What you return must match the records below exactly, apart from the omitted pictures.

(The data Opens)

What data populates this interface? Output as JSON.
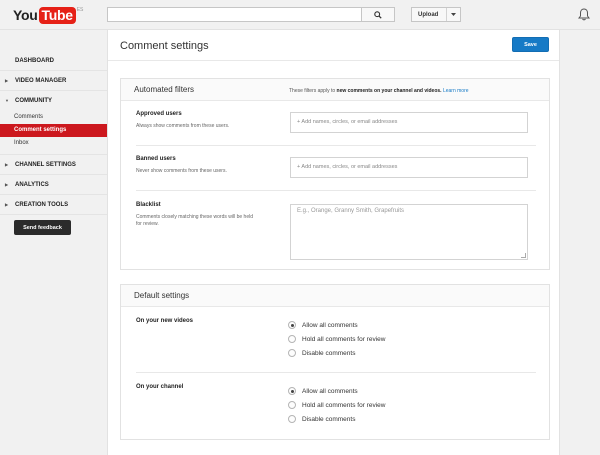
{
  "header": {
    "logo_you": "You",
    "logo_tube": "Tube",
    "logo_region": "ES",
    "search_placeholder": "",
    "upload_label": "Upload"
  },
  "sidebar": {
    "items": [
      {
        "label": "DASHBOARD"
      },
      {
        "label": "VIDEO MANAGER"
      },
      {
        "label": "COMMUNITY"
      },
      {
        "label": "CHANNEL SETTINGS"
      },
      {
        "label": "ANALYTICS"
      },
      {
        "label": "CREATION TOOLS"
      }
    ],
    "community_sub": [
      {
        "label": "Comments"
      },
      {
        "label": "Comment settings",
        "active": true
      },
      {
        "label": "Inbox"
      }
    ],
    "feedback_label": "Send feedback"
  },
  "main": {
    "title": "Comment settings",
    "save_label": "Save",
    "automated": {
      "title": "Automated filters",
      "note_prefix": "These filters apply to ",
      "note_bold": "new comments on your channel and videos.",
      "note_link": "Learn more",
      "approved_label": "Approved users",
      "approved_desc": "Always show comments from these users.",
      "approved_placeholder": "+ Add names, circles, or email addresses",
      "banned_label": "Banned users",
      "banned_desc": "Never show comments from these users.",
      "banned_placeholder": "+ Add names, circles, or email addresses",
      "blacklist_label": "Blacklist",
      "blacklist_desc": "Comments closely matching these words will be held for review.",
      "blacklist_placeholder": "E.g., Orange, Granny Smith, Grapefruits"
    },
    "defaults": {
      "title": "Default settings",
      "videos_label": "On your new videos",
      "channel_label": "On your channel",
      "options": [
        "Allow all comments",
        "Hold all comments for review",
        "Disable comments"
      ],
      "videos_selected": 0,
      "channel_selected": 0
    }
  },
  "colors": {
    "accent_red": "#cc181e",
    "save_blue": "#167ac6",
    "link_blue": "#167ac6"
  }
}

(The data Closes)

### Response area
What data populates this interface? Output as JSON.
{
  "header": {
    "logo_you": "You",
    "logo_tube": "Tube",
    "logo_region": "ES",
    "search_placeholder": "",
    "upload_label": "Upload"
  },
  "sidebar": {
    "items": [
      {
        "label": "DASHBOARD"
      },
      {
        "label": "VIDEO MANAGER"
      },
      {
        "label": "COMMUNITY"
      },
      {
        "label": "CHANNEL SETTINGS"
      },
      {
        "label": "ANALYTICS"
      },
      {
        "label": "CREATION TOOLS"
      }
    ],
    "community_sub": [
      {
        "label": "Comments"
      },
      {
        "label": "Comment settings",
        "active": true
      },
      {
        "label": "Inbox"
      }
    ],
    "feedback_label": "Send feedback"
  },
  "main": {
    "title": "Comment settings",
    "save_label": "Save",
    "automated": {
      "title": "Automated filters",
      "note_prefix": "These filters apply to ",
      "note_bold": "new comments on your channel and videos.",
      "note_link": "Learn more",
      "approved_label": "Approved users",
      "approved_desc": "Always show comments from these users.",
      "approved_placeholder": "+ Add names, circles, or email addresses",
      "banned_label": "Banned users",
      "banned_desc": "Never show comments from these users.",
      "banned_placeholder": "+ Add names, circles, or email addresses",
      "blacklist_label": "Blacklist",
      "blacklist_desc": "Comments closely matching these words will be held for review.",
      "blacklist_placeholder": "E.g., Orange, Granny Smith, Grapefruits"
    },
    "defaults": {
      "title": "Default settings",
      "videos_label": "On your new videos",
      "channel_label": "On your channel",
      "options": [
        "Allow all comments",
        "Hold all comments for review",
        "Disable comments"
      ],
      "videos_selected": 0,
      "channel_selected": 0
    }
  },
  "colors": {
    "accent_red": "#cc181e",
    "save_blue": "#167ac6",
    "link_blue": "#167ac6"
  }
}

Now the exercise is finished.